┌─ INPUT DATA

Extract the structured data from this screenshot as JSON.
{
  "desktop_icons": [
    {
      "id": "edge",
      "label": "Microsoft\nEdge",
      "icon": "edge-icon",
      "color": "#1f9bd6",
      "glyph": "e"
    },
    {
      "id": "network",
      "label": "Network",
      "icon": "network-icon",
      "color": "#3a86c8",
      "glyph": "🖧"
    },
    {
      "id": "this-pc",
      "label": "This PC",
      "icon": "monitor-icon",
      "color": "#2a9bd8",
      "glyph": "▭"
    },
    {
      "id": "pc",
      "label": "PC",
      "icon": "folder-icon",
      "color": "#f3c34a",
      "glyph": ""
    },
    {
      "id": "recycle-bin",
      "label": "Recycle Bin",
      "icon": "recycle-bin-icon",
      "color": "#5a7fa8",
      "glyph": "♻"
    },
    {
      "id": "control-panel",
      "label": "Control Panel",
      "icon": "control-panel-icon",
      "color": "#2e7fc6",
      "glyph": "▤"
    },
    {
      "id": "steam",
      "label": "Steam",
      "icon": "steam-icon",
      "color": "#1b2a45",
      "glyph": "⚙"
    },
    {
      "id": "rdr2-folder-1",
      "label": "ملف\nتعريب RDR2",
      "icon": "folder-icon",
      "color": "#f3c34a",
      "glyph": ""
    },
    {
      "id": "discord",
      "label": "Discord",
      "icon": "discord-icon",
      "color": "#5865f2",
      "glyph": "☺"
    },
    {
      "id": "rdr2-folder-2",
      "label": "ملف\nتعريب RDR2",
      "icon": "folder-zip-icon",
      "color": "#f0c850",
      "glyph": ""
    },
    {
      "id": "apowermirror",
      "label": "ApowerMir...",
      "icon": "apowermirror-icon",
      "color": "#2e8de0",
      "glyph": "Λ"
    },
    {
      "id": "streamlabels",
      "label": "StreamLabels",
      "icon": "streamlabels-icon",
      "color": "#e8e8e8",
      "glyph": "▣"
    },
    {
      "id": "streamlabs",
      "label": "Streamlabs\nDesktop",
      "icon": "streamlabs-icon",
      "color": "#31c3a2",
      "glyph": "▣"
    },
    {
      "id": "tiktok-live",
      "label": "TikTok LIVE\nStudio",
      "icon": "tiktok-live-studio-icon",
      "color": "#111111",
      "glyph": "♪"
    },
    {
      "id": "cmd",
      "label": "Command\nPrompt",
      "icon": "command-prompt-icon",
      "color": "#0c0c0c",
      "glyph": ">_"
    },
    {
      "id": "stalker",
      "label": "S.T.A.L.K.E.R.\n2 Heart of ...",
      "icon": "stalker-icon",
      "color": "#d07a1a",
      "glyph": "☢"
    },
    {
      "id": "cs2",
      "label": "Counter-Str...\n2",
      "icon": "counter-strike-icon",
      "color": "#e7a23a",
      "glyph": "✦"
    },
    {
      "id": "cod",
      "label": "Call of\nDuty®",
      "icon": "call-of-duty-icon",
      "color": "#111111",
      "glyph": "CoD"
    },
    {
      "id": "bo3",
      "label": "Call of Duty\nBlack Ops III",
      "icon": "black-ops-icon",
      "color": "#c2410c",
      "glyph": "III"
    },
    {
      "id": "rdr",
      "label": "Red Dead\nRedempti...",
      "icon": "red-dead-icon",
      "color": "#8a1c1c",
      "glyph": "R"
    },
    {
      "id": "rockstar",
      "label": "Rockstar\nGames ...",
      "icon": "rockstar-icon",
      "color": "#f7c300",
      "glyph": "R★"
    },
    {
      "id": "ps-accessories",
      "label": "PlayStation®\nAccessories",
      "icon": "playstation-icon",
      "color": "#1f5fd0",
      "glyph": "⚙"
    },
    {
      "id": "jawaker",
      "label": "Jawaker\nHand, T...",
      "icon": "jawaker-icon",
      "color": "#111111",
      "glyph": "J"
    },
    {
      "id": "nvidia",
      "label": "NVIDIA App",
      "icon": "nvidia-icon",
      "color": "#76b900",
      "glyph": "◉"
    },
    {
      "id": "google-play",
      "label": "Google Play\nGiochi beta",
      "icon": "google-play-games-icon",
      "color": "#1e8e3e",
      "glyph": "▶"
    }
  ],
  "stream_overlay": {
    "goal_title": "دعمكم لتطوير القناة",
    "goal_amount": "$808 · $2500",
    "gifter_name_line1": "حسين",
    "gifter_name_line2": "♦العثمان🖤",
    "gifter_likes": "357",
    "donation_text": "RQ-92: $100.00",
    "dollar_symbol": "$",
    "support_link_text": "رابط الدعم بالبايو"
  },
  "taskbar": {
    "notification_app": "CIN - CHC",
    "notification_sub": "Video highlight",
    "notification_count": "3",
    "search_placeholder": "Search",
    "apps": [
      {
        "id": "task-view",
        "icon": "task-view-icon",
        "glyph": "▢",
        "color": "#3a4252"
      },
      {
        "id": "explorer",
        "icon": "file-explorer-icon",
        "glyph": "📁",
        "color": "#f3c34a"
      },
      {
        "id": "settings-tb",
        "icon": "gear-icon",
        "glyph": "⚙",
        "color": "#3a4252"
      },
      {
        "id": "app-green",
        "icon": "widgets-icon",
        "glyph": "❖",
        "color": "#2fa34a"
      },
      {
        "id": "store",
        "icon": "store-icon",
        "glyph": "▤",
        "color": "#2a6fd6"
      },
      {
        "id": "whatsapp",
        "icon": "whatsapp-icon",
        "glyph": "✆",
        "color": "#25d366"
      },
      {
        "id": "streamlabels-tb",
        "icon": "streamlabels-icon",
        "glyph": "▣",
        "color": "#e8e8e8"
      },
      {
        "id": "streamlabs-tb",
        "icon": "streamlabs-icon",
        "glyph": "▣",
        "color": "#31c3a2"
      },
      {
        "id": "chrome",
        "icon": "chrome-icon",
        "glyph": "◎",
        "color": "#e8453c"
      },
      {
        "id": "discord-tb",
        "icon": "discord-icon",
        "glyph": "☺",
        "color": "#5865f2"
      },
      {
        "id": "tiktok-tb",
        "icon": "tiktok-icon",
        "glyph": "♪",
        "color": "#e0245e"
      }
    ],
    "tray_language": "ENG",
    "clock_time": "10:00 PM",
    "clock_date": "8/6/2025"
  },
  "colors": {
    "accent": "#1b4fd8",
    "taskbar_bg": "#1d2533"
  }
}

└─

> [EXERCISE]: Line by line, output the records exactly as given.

> [RESPONSE]:
Extract the structured data from this screenshot as JSON.
{
  "desktop_icons": [
    {
      "id": "edge",
      "label": "Microsoft\nEdge",
      "icon": "edge-icon",
      "color": "#1f9bd6",
      "glyph": "e"
    },
    {
      "id": "network",
      "label": "Network",
      "icon": "network-icon",
      "color": "#3a86c8",
      "glyph": "🖧"
    },
    {
      "id": "this-pc",
      "label": "This PC",
      "icon": "monitor-icon",
      "color": "#2a9bd8",
      "glyph": "▭"
    },
    {
      "id": "pc",
      "label": "PC",
      "icon": "folder-icon",
      "color": "#f3c34a",
      "glyph": ""
    },
    {
      "id": "recycle-bin",
      "label": "Recycle Bin",
      "icon": "recycle-bin-icon",
      "color": "#5a7fa8",
      "glyph": "♻"
    },
    {
      "id": "control-panel",
      "label": "Control Panel",
      "icon": "control-panel-icon",
      "color": "#2e7fc6",
      "glyph": "▤"
    },
    {
      "id": "steam",
      "label": "Steam",
      "icon": "steam-icon",
      "color": "#1b2a45",
      "glyph": "⚙"
    },
    {
      "id": "rdr2-folder-1",
      "label": "ملف\nتعريب RDR2",
      "icon": "folder-icon",
      "color": "#f3c34a",
      "glyph": ""
    },
    {
      "id": "discord",
      "label": "Discord",
      "icon": "discord-icon",
      "color": "#5865f2",
      "glyph": "☺"
    },
    {
      "id": "rdr2-folder-2",
      "label": "ملف\nتعريب RDR2",
      "icon": "folder-zip-icon",
      "color": "#f0c850",
      "glyph": ""
    },
    {
      "id": "apowermirror",
      "label": "ApowerMir...",
      "icon": "apowermirror-icon",
      "color": "#2e8de0",
      "glyph": "Λ"
    },
    {
      "id": "streamlabels",
      "label": "StreamLabels",
      "icon": "streamlabels-icon",
      "color": "#e8e8e8",
      "glyph": "▣"
    },
    {
      "id": "streamlabs",
      "label": "Streamlabs\nDesktop",
      "icon": "streamlabs-icon",
      "color": "#31c3a2",
      "glyph": "▣"
    },
    {
      "id": "tiktok-live",
      "label": "TikTok LIVE\nStudio",
      "icon": "tiktok-live-studio-icon",
      "color": "#111111",
      "glyph": "♪"
    },
    {
      "id": "cmd",
      "label": "Command\nPrompt",
      "icon": "command-prompt-icon",
      "color": "#0c0c0c",
      "glyph": ">_"
    },
    {
      "id": "stalker",
      "label": "S.T.A.L.K.E.R.\n2 Heart of ...",
      "icon": "stalker-icon",
      "color": "#d07a1a",
      "glyph": "☢"
    },
    {
      "id": "cs2",
      "label": "Counter-Str...\n2",
      "icon": "counter-strike-icon",
      "color": "#e7a23a",
      "glyph": "✦"
    },
    {
      "id": "cod",
      "label": "Call of\nDuty®",
      "icon": "call-of-duty-icon",
      "color": "#111111",
      "glyph": "CoD"
    },
    {
      "id": "bo3",
      "label": "Call of Duty\nBlack Ops III",
      "icon": "black-ops-icon",
      "color": "#c2410c",
      "glyph": "III"
    },
    {
      "id": "rdr",
      "label": "Red Dead\nRedempti...",
      "icon": "red-dead-icon",
      "color": "#8a1c1c",
      "glyph": "R"
    },
    {
      "id": "rockstar",
      "label": "Rockstar\nGames ...",
      "icon": "rockstar-icon",
      "color": "#f7c300",
      "glyph": "R★"
    },
    {
      "id": "ps-accessories",
      "label": "PlayStation®\nAccessories",
      "icon": "playstation-icon",
      "color": "#1f5fd0",
      "glyph": "⚙"
    },
    {
      "id": "jawaker",
      "label": "Jawaker\nHand, T...",
      "icon": "jawaker-icon",
      "color": "#111111",
      "glyph": "J"
    },
    {
      "id": "nvidia",
      "label": "NVIDIA App",
      "icon": "nvidia-icon",
      "color": "#76b900",
      "glyph": "◉"
    },
    {
      "id": "google-play",
      "label": "Google Play\nGiochi beta",
      "icon": "google-play-games-icon",
      "color": "#1e8e3e",
      "glyph": "▶"
    }
  ],
  "stream_overlay": {
    "goal_title": "دعمكم لتطوير القناة",
    "goal_amount": "$808 · $2500",
    "gifter_name_line1": "حسين",
    "gifter_name_line2": "♦العثمان🖤",
    "gifter_likes": "357",
    "donation_text": "RQ-92: $100.00",
    "dollar_symbol": "$",
    "support_link_text": "رابط الدعم بالبايو"
  },
  "taskbar": {
    "notification_app": "CIN - CHC",
    "notification_sub": "Video highlight",
    "notification_count": "3",
    "search_placeholder": "Search",
    "apps": [
      {
        "id": "task-view",
        "icon": "task-view-icon",
        "glyph": "▢",
        "color": "#3a4252"
      },
      {
        "id": "explorer",
        "icon": "file-explorer-icon",
        "glyph": "📁",
        "color": "#f3c34a"
      },
      {
        "id": "settings-tb",
        "icon": "gear-icon",
        "glyph": "⚙",
        "color": "#3a4252"
      },
      {
        "id": "app-green",
        "icon": "widgets-icon",
        "glyph": "❖",
        "color": "#2fa34a"
      },
      {
        "id": "store",
        "icon": "store-icon",
        "glyph": "▤",
        "color": "#2a6fd6"
      },
      {
        "id": "whatsapp",
        "icon": "whatsapp-icon",
        "glyph": "✆",
        "color": "#25d366"
      },
      {
        "id": "streamlabels-tb",
        "icon": "streamlabels-icon",
        "glyph": "▣",
        "color": "#e8e8e8"
      },
      {
        "id": "streamlabs-tb",
        "icon": "streamlabs-icon",
        "glyph": "▣",
        "color": "#31c3a2"
      },
      {
        "id": "chrome",
        "icon": "chrome-icon",
        "glyph": "◎",
        "color": "#e8453c"
      },
      {
        "id": "discord-tb",
        "icon": "discord-icon",
        "glyph": "☺",
        "color": "#5865f2"
      },
      {
        "id": "tiktok-tb",
        "icon": "tiktok-icon",
        "glyph": "♪",
        "color": "#e0245e"
      }
    ],
    "tray_language": "ENG",
    "clock_time": "10:00 PM",
    "clock_date": "8/6/2025"
  },
  "colors": {
    "accent": "#1b4fd8",
    "taskbar_bg": "#1d2533"
  }
}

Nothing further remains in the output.